"We (sift) the dirt through the screen, and usually it's just bricks. We don't keep bricks because we already have a million pieces of brick, and it doesn't make sense to keep them all," Newt said.

The site, located on the grounds of Hickory Hill, was the location of a 9,000 square foot publishing plant, owned by Tom Watson. Amy Nelson, archeology intern and director of the camp, said the publishing plant burned down in 1910. The building remains were later bulldozed and then the grounds were used as a cow pasture.


Fifth Newton, 10, (right) and Museum Studies Intern Catherine Shuman focus on a spot.

The campers were helping to discover exactly how the building was oriented on the site and the types of machinery used there. Miss Nelson said once these details were learned, it would be possible to figure out "what happened in day to day life at the plant."

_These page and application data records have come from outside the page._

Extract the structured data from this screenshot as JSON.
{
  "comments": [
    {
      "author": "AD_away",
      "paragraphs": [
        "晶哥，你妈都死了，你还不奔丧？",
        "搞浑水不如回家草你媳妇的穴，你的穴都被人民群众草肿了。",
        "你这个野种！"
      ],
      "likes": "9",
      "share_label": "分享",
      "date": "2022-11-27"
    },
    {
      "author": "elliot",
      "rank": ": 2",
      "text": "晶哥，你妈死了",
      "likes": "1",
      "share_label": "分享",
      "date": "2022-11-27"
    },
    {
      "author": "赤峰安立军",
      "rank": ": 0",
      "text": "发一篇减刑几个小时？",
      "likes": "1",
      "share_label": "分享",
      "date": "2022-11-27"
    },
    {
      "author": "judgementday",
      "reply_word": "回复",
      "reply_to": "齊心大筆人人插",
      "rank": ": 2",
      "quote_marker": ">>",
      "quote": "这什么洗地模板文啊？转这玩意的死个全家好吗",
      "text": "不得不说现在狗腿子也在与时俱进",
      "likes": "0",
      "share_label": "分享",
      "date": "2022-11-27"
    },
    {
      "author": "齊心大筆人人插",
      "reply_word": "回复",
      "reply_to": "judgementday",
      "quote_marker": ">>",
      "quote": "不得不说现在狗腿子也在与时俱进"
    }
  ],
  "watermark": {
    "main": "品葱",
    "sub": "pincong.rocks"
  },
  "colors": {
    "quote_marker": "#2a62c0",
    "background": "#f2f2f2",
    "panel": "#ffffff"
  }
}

The first day of camp is in the classroom learning archeological concepts, identifying artifacts, and stratigraphy. On the second day, campers learn applied archeology by learning Native American techniques with teacher Wayne Roberts. The third and fourth days of camp are spent learning global positioning system concepts, excavating, and analyzing artifacts. Parents are invited to a program and party the last day of camp.

Sisters Hannah and Emylee Carlock said their favorite camp activity was making coil pottery. The boys, Newt Powell and Fifth Newton, enjoyed the flint-napping class where they learned how to make their own arrowheads.

The next Dig History camp at Hickory Hill will be from 9 a.m.-3 p.m., Monday July 11 through Friday July 15. Cost is $75. Call 595-7777 for more information.

Web posted on Thursday, July 7, 2005


Temperature:53° F
Wind:from the W at 5 MPH
Visibility:10 miles
Dew Point:53° F
Updated: 04-Nov-2010 10:01

21 22 23 24 25 26 27

Online Poll
Do you support the school system's graduation policy?
View results

© 2011 The McDuffie Mirror. Contact the .
View our .